The corporation lobbied hard to persuade Virginia Bottomley, the Heritage Secretary, that it needed more than than the usual inflation-pegged price increase to pay for the huge costs of launching digital television next year.
But Mrs Bottomley herself came under Treasury pressure to resist even an increase peg- ged to inflation with the election looming next spring.
Yesterday, she announced the compromise solution of denying the BBC its proposed "modest increase" to the present pounds 89.50 fee, but agreed a five- year formula which would see it rise by just below the rate of inflation, now 2.1 per cent.
Over the period to 2002, DNH says the licence fee will rise by 0.08 per cent below the retail price index, so if inflation stays at its current rate the fee will never reach the magic pounds 100 figure in that time.
The settlement means that the licence fee will rise to pounds 91.50 next year. The year after, it will rise by 3per cent above inflation to help cover the cost of launching digital television next October.
However, it will dip back in the final two years of the settlement to 1 per cent below inflation in 2000, and 2.5 per cent below inflation in 2001.
The decision follows a report from independent consultants Braxton Associates which argued that the BBC could make further efficiency savings and was expecting a cash boost from the sale of its transmission services and an increase in income from commercial spin-offs.
John Birt, the director-general, is understood to have disagreed on the extent of further savings which could be made over the next five years. But he said yesterday that the settlement was a positive signal, as it gives the BBC its first increase in the licence fee since 1985.
The problem would be in years four and five when the licence fee dips. "My judgement at the moment is that the settlement is unrealistic in that we will be unable to fund the digital vision in that period,"said Mr Birt.
Mrs Bottomley hailed the settlement as a victory for the Department of National Heritage. "The report from Braxton Associates makes it clear that there is still room for further efficiency savings at the BBC," she said. "It needs to keep the pressure on to deliver good value to the licence fee payer."
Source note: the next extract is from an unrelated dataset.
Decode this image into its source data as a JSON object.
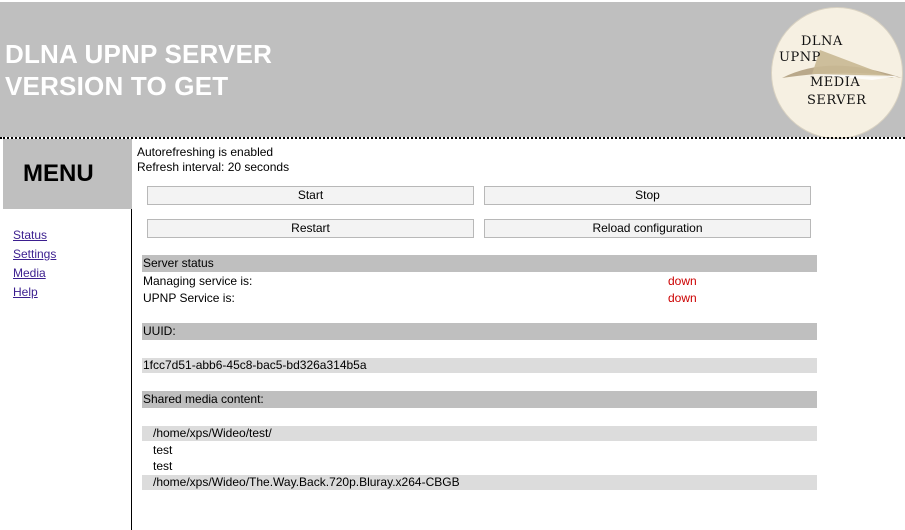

Asked if she expected the licence fee to continue beyond 2002, she said: "The BBC stands for high-quality public service broadcasting, and that is inextricably linked with the licence fee regime for the foreseeable future."Reuse content